1) Each member of the Workshop is to assume an equal responsibility in the project’s success;
2) Members have to go into their already near-empty pockets, thus the project cannot be treated lightly;
3) We feel that any commercial means of support, at leats (& especially) in the beginning, would tend to create an artificial community hung together on money, rather than a genuine community built on mutual need and mutual support and interest;
4) No “outside” pressures, hangups, interferences;
5) The Workshop ideal can be maintained, i.e. there will be no pressure on artists to produce work that would have commecial success, rather than integrity and aesthetic honesty, as its ultimate purpose.

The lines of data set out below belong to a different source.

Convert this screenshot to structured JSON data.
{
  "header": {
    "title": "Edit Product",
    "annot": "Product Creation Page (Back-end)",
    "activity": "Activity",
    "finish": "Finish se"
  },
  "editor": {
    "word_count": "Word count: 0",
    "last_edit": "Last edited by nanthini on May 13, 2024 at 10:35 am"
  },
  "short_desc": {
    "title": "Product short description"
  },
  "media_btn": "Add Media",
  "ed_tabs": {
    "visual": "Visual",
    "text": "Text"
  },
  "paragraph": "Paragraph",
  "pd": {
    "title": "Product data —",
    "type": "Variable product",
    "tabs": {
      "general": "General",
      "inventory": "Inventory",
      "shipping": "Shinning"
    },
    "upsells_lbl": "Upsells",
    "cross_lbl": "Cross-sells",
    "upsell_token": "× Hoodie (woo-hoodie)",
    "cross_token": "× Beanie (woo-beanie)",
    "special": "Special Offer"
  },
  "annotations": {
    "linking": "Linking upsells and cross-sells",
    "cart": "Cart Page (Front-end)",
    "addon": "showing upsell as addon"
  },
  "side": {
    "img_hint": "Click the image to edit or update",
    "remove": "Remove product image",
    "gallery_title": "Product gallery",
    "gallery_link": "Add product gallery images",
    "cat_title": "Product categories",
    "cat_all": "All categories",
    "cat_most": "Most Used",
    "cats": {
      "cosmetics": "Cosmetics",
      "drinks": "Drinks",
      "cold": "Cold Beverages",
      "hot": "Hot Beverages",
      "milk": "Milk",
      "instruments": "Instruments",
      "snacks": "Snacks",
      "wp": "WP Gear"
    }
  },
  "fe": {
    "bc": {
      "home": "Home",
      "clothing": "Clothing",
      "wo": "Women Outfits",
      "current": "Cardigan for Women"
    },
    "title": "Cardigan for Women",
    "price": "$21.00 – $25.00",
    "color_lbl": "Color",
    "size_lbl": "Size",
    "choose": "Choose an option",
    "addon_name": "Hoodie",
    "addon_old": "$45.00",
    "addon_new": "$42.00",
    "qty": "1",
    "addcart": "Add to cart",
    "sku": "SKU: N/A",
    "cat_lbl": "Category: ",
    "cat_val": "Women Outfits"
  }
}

We do believe, however, that commercial ventures will come into being as logical and desireable outgrowths of the Workshop as it has been conceived and as it is now operating. For example, we can see in the future a coffeeshop where musicians would present their work; a gallery for painters and other graphic artists to exhibit their work; a small printing and/or publishing concern through which poets & writers could introduce their work; an operating film society that would enable local film-makers to produce and possibly market cinematic ideas.
Other individual projects that are being planned as part of the workshop’s total program: lectures on modern music, painting, poetry and film, by the artists themselves, that would serve to introduce & enlighten an often-puzzled public to the artists’ aims, purposes, & finished work; free jazz concerts and workshops, featuring in particular the work of Detroit’s musical ‘avant-garde,’ with commentary on their work by the musicians themselves and by enlightened critics & students of the music; interpretive poetry readings, with background and explanatory commentary by the poets; screenings of films by Detroit experimenters and by independent film-makers from New York and San Franscisco who are involved in what has been called the “New American Cinema,” and whose work is not readily available, via commercial theaters, to its eager audience. All these will be “free,” non-commercial affairs that are planned, programmed, & produced by the artists themselves.
We sincerely believe that our Artists Workshop Society can and will succeed: the time is over-ripe, the people are ready to convert their ideals into real action, there is no real reason why we can’t make it. We need all the support we can get, especially your spiritual support and blessing; we are trying to establish ties with the isolated groups of artists that exist in this country and throughout the universe, and we sincerely wish to cooperate with anyone who will let us. Please help.
ARTISTS WORKSHOP SOCIETY
John Sinclair Robin Eichele
Charles Moore George Tysh
Larry Weiner Danny Spencer
James Semark Richard Tobias
Gayle Pearl Allister McKenzie
Ellen Phelan Paul Sedan
Bill Reid David Homicz
Joe Mulkey Bob Marsh